People spend a lot of time trying to predict the future. But shouldn’t we all spend more time trying to influence it? Nick Montfort, a professor in MIT’s Comparative Media Studies/Writing program, examines this question in a book — “The Future” — published this week by the MIT Press. In Montfort’s view, both thinking about the future and developing innovations are important aspects of what he calls “future-making,” the effort to bring positive change to society. MIT News recently spoke with Montfort about his new work.
Q: Your book contends we should not just try to predict the future but actively engage in “future-making.” What does this mean?
A: I’m trying to draw out a variety of principles from different sorts of people, like [computing pioneer] Douglas Engelbart, or Norman Bel Geddes, who designed the Futurama exhibit that was at both New York World’s Fairs, for General Motors, or Alan Kay’s development of personal computing. Whether you’re an entrepreneur or in an established business, an activist, writer, or artist: How have people productively engaged the future?
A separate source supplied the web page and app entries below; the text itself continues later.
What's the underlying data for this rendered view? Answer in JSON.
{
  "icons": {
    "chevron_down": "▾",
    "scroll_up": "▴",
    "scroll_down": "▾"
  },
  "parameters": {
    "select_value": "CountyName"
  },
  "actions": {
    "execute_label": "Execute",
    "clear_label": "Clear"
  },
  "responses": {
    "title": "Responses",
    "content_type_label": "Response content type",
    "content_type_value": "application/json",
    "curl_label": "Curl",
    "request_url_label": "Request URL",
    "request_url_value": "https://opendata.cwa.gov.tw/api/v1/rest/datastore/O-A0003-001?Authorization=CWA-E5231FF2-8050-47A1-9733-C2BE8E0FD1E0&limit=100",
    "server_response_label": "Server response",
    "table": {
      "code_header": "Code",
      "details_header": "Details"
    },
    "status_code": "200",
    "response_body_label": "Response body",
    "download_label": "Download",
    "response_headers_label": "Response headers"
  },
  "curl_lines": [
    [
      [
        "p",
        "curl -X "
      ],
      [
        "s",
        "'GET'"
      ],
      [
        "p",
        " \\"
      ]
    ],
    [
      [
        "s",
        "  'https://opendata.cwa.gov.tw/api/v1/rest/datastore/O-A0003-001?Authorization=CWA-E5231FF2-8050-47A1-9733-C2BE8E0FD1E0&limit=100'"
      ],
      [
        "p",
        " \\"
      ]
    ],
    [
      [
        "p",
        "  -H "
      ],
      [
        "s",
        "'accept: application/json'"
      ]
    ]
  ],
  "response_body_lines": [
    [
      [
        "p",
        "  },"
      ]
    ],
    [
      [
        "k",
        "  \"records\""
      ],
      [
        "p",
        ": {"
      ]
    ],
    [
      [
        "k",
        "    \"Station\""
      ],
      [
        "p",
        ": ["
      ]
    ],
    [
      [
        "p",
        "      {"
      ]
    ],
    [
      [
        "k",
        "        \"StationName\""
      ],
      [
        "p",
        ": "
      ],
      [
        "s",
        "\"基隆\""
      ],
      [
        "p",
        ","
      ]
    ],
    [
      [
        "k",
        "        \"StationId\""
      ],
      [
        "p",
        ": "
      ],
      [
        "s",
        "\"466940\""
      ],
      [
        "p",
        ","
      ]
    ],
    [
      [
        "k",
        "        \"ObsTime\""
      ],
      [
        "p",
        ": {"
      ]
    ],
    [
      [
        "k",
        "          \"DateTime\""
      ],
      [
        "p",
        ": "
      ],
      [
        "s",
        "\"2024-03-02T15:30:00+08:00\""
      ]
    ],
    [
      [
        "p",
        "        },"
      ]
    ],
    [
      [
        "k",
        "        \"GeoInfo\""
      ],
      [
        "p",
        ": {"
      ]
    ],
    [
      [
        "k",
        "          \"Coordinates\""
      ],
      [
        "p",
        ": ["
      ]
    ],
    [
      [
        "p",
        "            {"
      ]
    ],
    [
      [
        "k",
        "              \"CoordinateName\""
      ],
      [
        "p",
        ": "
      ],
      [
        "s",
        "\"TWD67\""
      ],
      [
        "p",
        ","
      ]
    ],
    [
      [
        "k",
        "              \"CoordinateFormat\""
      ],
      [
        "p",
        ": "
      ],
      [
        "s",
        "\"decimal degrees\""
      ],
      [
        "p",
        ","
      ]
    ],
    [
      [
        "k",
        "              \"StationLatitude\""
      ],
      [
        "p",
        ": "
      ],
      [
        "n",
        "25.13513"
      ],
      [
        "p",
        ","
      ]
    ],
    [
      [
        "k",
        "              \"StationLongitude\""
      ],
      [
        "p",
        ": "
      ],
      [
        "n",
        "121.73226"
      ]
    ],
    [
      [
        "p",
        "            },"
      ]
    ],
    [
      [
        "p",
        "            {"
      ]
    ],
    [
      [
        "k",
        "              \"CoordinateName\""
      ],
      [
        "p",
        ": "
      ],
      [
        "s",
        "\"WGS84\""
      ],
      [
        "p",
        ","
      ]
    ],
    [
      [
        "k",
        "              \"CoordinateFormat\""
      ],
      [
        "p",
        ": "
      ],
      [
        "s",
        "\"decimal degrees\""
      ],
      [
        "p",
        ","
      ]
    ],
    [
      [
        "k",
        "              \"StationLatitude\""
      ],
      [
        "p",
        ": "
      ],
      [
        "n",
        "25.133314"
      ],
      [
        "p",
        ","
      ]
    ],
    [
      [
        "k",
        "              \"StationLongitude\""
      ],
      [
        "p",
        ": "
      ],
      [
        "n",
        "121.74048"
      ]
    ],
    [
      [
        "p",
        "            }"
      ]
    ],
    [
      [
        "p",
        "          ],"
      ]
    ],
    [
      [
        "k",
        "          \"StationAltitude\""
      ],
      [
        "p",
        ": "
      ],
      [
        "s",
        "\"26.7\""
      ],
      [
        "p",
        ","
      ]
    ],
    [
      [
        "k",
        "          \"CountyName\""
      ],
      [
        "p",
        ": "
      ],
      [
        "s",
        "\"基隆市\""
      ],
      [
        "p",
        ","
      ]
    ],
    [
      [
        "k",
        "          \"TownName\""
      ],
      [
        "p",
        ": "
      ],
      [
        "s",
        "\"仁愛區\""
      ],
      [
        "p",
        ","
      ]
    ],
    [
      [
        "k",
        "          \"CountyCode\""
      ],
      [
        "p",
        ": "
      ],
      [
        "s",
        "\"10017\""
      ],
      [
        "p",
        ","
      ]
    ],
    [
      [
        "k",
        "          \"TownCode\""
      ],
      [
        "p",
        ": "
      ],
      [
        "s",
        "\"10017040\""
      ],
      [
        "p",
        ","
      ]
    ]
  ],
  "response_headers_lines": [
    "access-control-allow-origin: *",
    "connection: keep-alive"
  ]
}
One thing people have done is presented not just an invention or a disruption, but a vision of how new developments can fit into life.
Some future-makers are designing for established corporations. Others are like Edward Bellamy, the author of [the 1888 bestseller] “Looking Backward,” who wrote an incredibly popular book — it was right up there in sales with “Uncle Tom’s Cabin” and “Ben Hur” — that presented a concept for the United States where we would re-organize society. People would be provided for and pursue their interests; people who had undesirable jobs would work fewer hours and people who had desirable jobs would work longer hours. Utopian communities were influenced by things Bellamy wrote about. So I’m looking at people who tried to make the future in different ways. In all cases what they’ve done is not think only about society, or only about inventions, but tried to think systematically about both.
Q: But does that mean future-making, in your vision, is more of an incremental activity, based on specific innovations? Or not?
A: With some future-makers, like Douglas Engelbart, his “Mother of all Demos” [in 1968, which displayed the computer mouse and new keyboard tools alongside hypertext, word processing, videoconferencing, and many other technologies] showed tremendous accomplishments and was very influential. He wasn’t only looking to make incremental changes; he had this longer-term goal about thinking and computing. But he saw a way to do that by making smaller-scale improvements and doing what he called “bootstrapping”: pulling yourself up by your bootstraps and using your own developments to enhance your thinking and ability to invent.
But not everything is incremental like that. You can’t get to the moon by climbing taller and taller trees. … Another important American utopian writer is Charlotte Perkins Gilman, who [wrote about] a utopia where male explorers found an all-female society. The idea was that if we did have a society in which women undertook every role, then what is it that they couldn’t do? What would be a problem here? Would they not be able to build houses? Provide food for themselves? Govern themselves? It was a very effective utopian argument, making the case that we had problems with our thinking — and we still have [those problems]. There are ways to undertake future-making that proceed in a very directed and incremental way, but sometimes it can be very productive even to be a bit absurd and extreme, so that we can expand our imagination and come to better realizations about society.
Q: So some futurists envision social innovations, and others envision technological innovations. But is it fair to say that in this book, Engelbart has a central role, as someone thinking about both spheres?
A: Yes. … When Engelbart died, for the most part the headlines acclaimed him as the inventor of the mouse. Now, when people have their laptops out in a classroom or at a conference, almost no one has a mouse. But that wasn’t at all the point of what Engelbart did. That was one tiny aspect. The development of the mouse was done alongside a special chorded keyboard, which people already forgot long ago, and those interface improvements were all part of a systematic idea about how people could use computers to augment human intellect. If the mouse disappears as an interface device, Engelbart’s influence will still remain as an exceptionally important part of computing history.
There are certainly other digital new-media figures, including [MIT’s] Vannevar Bush, whose ideas influenced Engelbart, and Ted Nelson and Alan Kay, who are still with us. Part of the reason I decided to write about them in this book is that people have regarded them as predictors of the future — “They anticipated personal computing!” — without fully realizing how extensively they actually developed these concepts. Using computing to access information, to organize work with documents, to collaborate — this wasn’t something that was just a prediction.
One thing I like is that Douglas Engelbart’s writing has this utopian tint to it. He’s giving hypothetical examples of what he intends his future system to be like, and he has “Joe,” a scientist, explaining why, in 1962, it’s a good idea for general computer users to be able to program, to adjust the tools in their workshop. So I do think, for me, because of the intersections I see in Engelbart’s work, he’s particularly important. But there’s also a great deal to learn from many other people coming at the future in a lot of different ways.